Government Acts to Deliver Australia's Biggest Infrastructure Agenda
28 February 2014
The Government's $35.5 billion commitment to delivering the infrastructure that Australia needs to meet the challenges and opportunities of the 21st Century took another step forward in Federal Parliament yesterday.
Deputy Prime Minister and Minister for Infrastructure and Regional Development Warren Truss introduced the Land Transport Infrastructure Amendment Bill, which maps out the Government's infrastructure priorities, while repealing and amending Labor's legacy of failed policies.
“The Bill replaces Labor's disjointed and shambolic Nation Building Program with the National Land Transport Act 2014 to get on with the job of delivering the biggest infrastructure agenda in Australia's history,” Mr Truss said.
“We are moving to deliver the infrastructure Australia critically needs through our $35.5 billion Infrastructure Investment Programme, which, over six years, will build the vital road and rail projects to improve efficiency, boost productivity and drive Australia's economy forward.”

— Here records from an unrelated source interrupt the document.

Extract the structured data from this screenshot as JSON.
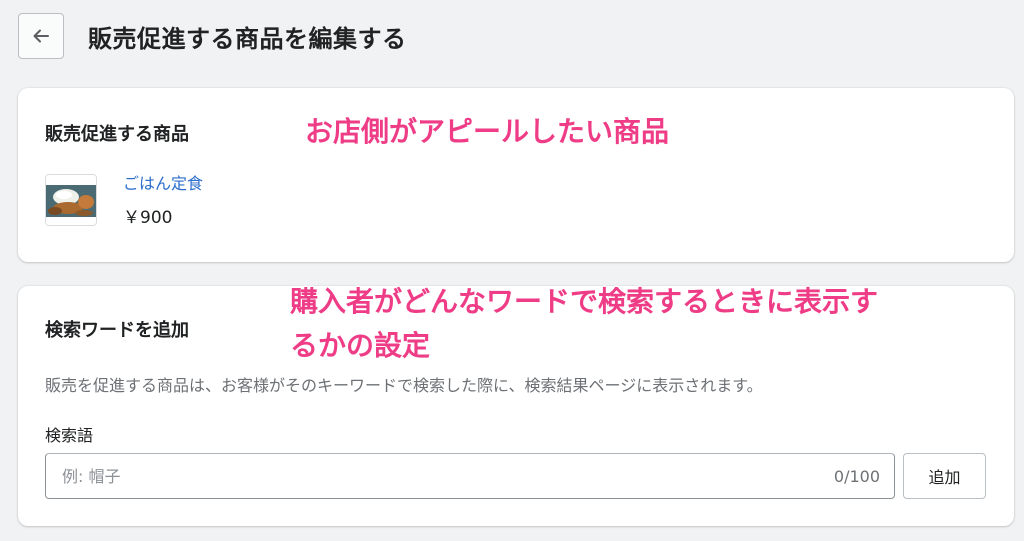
{
  "header": {
    "back_icon": "arrow-left-icon",
    "title": "販売促進する商品を編集する"
  },
  "promoted_card": {
    "title": "販売促進する商品",
    "product": {
      "name": "ごはん定食",
      "price": "￥900",
      "thumbnail": "rice-set-meal-photo"
    }
  },
  "keyword_card": {
    "title": "検索ワードを追加",
    "description": "販売を促進する商品は、お客様がそのキーワードで検索した際に、検索結果ページに表示されます。",
    "field_label": "検索語",
    "input": {
      "placeholder": "例: 帽子",
      "value": "",
      "char_count": "0/100"
    },
    "add_button": "追加"
  },
  "annotations": {
    "product_note": "お店側がアピールしたい商品",
    "keyword_note_line1": "購入者がどんなワードで検索するときに表示す",
    "keyword_note_line2": "るかの設定",
    "color": "#ee3d86"
  },
  "colors": {
    "background": "#f1f2f3",
    "link": "#2c6ecb",
    "subdued_text": "#6d7175"
  }
}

Major projects under the Infrastructure Investment Programme include:
- $6.7 billion to upgrade the Bruce Highway;
- $5.6 billion to finish the duplication of the Pacific Highway;
- $1.5 billion to the WestConnex project in Sydney;
- $1.5 billion for the East-West Link in Melbourne;
- $1 billion to continue the Gateway Motorway North upgrade in Brisbane;
- $700 million for the Toowoomba Second Range Crossing;
- $686 million to finish the Gateway WA Project in Perth;
- $615 million to build the Swan Valley Bypass on the Perth to Darwin Highway;
- $500 million for the upgrade of South Road in Adelaide;
- $405 million for the F3 to M2 Link project in Sydney; and
- $400 million to continue the Midland Highway upgrade in Tasmania.
The Government has also committed $300 million to finalise plans, engineering design and environmental assessments for the Melbourne to Brisbane Inland Rail project.
The Bill also reflects the Government's commitment to the Roads to Recovery Programme, locking in its future for a further five years (beyond the current end date of 30 June 2014 to 30 June 2019), with $1.75 billion of funding.
“Roads to Recovery provides vital funding to local governments for the maintenance of the nation's local road infrastructure,” Mr Truss said.
“Further, the Government has committed $300 million to the Black Spot Programme addressing road sites that are high risk areas for serious crashes, in addition to our new $300 million Bridges Renewal programme to restore dilapidated local bridges.
“We are also allowing for funding of a new type of project within Transport Development and Innovation Projects for research to inform and enhance the management of the Infrastructure Investment Programme.
“We are also streamlining the operation of the Act by combining National Projects and Off-Network Projects into a new part for Investment Projects, which removes unnecessary duplication from within the Act.”
Mr Truss emphasised that the Government is working with state and territory governments, as well as the private sector, to deliver nationally significant infrastructure projects.
“Australia's future growth and prosperity will be significantly influenced by our capacity to deliver more appropriate, efficient and effective infrastructure,” he said.
“Our collaboration with states and territories and the private sector will enable the successful delivery of the infrastructure Australia expects, industries need and our people deserve.”